ACTIVITY:
The complete listing should be restated word for word.

EXERCISE INPUTS:
"""

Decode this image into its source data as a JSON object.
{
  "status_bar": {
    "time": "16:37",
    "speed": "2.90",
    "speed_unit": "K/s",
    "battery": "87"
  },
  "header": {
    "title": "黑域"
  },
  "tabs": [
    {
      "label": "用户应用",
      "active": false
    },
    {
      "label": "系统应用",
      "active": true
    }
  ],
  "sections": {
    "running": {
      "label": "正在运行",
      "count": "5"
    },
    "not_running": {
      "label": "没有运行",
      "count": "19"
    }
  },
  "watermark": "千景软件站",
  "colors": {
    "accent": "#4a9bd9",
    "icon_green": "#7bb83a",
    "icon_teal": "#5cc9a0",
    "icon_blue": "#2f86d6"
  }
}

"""

OUTPUT OF THE TASK:
Decode this image into its source data as a JSON object.
{
  "status_bar": {
    "time": "16:37",
    "speed": "2.90",
    "speed_unit": "K/s",
    "battery": "87"
  },
  "header": {
    "title": "黑域"
  },
  "tabs": [
    {
      "label": "用户应用",
      "active": false
    },
    {
      "label": "系统应用",
      "active": true
    }
  ],
  "sections": {
    "running": {
      "label": "正在运行",
      "count": "5"
    },
    "not_running": {
      "label": "没有运行",
      "count": "19"
    }
  },
  "watermark": "千景软件站",
  "colors": {
    "accent": "#4a9bd9",
    "icon_green": "#7bb83a",
    "icon_teal": "#5cc9a0",
    "icon_blue": "#2f86d6"
  }
}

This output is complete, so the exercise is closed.